Re: Question on byte ranges

From: Jeffrey Mogul <mogul@pa.dec.com>
Date: Tue, 04 Nov 97 18:41:14 PST
Message-Id: <9711050241.AA10280@acetes.pa.dec.com>
To: http working group <http-wg%cuckoo.hpl.hp.com@hplb.hpl.hp.com>
John Franks writes:

    But I would like to see 416 returned if the request is either
    syntactically incorrect or unsatisfiable.  I agree with Dave that it
    is strange to ignore a syntactically incorrect header.  It is unlikely
    to be helpful to the (buggy) client.  Indeed, to the user it might
    well look like the server is buggy.  I much prefer for the server to
    announce definitively, "Hey, your client screwed up!"
    
It might seem strange to ignore a syntactically incorrect header,
but there are plenty of other HTTP headers that could be sent with
incorrect syntax, and the HTTP/1.1 spec says nothing at all about
what to do.  For example, what does the server return for

	GET /home.html HTTP/1.1
	Host: foo.com
	If-Modified-Since: cheeseburger

or

	GET /home.html HTTP/1.1
	Host: foo.com
	Accept-Encoding: Tue, 04 Nov 97 17:04:50 GMT

The specification for the 400 (Bad Request) status code says

            10.4.1 400 Bad Request

            The request could not be understood by the server due to
            malformed syntax. The client SHOULD NOT repeat the request
            without modifications.

but it's not clear if the examples above are "could not be understood"
by a server.

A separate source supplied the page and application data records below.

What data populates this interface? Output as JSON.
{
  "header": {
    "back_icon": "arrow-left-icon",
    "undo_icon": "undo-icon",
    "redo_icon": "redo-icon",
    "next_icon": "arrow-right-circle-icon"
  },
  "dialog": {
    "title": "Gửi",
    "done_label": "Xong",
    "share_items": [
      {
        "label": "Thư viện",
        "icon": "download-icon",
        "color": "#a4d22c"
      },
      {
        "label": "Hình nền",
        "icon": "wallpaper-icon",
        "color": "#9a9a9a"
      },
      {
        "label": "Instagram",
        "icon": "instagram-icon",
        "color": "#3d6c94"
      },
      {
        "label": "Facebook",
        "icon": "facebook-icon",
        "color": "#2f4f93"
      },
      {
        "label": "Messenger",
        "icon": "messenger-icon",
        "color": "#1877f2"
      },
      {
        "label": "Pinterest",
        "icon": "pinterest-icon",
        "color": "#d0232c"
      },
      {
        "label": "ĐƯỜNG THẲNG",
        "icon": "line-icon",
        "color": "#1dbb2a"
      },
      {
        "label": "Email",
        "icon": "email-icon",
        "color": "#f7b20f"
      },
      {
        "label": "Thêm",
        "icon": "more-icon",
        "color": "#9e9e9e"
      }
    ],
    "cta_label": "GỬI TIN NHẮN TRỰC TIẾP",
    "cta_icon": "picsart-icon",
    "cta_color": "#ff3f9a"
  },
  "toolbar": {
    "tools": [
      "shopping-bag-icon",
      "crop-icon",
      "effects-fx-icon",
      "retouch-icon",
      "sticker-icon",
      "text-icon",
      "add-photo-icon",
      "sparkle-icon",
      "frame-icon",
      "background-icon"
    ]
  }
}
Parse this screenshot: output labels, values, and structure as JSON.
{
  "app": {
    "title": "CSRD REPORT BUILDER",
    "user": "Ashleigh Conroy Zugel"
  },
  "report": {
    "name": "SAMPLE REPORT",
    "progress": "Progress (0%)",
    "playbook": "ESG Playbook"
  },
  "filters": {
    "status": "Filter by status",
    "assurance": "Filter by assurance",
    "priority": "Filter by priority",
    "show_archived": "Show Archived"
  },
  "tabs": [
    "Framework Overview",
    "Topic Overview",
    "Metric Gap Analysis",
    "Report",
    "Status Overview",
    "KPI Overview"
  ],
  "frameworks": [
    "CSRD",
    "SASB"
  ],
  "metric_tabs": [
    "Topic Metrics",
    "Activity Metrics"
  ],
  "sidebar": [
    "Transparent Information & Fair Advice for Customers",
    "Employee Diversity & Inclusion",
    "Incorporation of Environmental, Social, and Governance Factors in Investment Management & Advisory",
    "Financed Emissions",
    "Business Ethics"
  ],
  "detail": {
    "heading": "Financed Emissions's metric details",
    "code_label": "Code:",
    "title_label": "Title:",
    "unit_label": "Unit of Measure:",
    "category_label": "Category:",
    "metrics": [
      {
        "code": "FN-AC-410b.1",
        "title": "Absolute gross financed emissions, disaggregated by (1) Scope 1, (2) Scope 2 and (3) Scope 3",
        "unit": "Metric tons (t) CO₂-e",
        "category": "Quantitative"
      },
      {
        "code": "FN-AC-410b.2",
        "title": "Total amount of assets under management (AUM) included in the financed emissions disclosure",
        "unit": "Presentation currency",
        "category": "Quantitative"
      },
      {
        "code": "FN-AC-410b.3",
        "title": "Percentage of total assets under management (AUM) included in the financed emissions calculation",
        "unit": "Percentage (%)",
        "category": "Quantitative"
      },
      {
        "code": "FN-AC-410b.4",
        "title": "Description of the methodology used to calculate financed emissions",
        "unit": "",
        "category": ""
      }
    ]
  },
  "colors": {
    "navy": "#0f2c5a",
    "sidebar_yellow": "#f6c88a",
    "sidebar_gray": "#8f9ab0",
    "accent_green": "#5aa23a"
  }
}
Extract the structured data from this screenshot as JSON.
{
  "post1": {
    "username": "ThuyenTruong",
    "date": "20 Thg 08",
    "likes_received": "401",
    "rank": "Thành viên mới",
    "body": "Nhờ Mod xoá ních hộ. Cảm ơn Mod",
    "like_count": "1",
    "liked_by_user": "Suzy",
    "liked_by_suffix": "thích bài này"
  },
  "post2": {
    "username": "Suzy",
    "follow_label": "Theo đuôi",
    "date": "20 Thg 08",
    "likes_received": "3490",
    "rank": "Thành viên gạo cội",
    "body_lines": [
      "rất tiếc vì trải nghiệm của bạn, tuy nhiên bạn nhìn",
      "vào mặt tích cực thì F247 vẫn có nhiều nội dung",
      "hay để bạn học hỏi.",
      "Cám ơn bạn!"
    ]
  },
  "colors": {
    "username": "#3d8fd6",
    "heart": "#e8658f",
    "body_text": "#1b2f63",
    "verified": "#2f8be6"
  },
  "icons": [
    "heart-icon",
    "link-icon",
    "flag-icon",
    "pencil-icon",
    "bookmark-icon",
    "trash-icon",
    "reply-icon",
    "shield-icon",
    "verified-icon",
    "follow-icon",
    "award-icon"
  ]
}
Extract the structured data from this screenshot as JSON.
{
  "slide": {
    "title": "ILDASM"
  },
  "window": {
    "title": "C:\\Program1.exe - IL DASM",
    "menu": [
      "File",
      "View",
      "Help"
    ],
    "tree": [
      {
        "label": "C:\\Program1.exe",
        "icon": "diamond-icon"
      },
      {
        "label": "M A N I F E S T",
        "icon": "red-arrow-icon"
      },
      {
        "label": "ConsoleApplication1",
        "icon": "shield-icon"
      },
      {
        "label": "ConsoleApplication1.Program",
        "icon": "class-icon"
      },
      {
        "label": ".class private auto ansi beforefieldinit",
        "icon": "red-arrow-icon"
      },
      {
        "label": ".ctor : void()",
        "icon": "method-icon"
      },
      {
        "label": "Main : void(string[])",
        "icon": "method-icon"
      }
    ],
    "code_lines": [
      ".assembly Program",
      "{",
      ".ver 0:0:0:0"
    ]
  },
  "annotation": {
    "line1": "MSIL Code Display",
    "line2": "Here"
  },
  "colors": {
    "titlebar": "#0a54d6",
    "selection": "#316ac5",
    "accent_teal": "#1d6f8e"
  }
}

I tried sending "If-Modified-Since: cheeseburger" in an HTTP/1.0
request to www.apache.org; it ignored the malformed header, and
sent me a status-200 response.

So, based as before on the Robustness Principle, and especially given
the general lack of definitive statements about this kind of problem
in the HTTP/1.1 spec, that we're better off with servers ignoring
malformed non-mandatory headers, rather than sending status-400
responses.  

And I certainly think it's a mistake to use the same response code
to mean both "your code is buggy" and "your code is fine, but your
cache is out of date".  The latter implies that the client might
take some automated action to recover; the former implies that the
client should probably not try to do an automatic recovery.

-Jeff
Received on Tuesday, 4 November 1997 18:50:54 EST

This archive was generated by hypermail pre-2.1.9 : Wednesday, 24 September 2003 06:33:02 EDT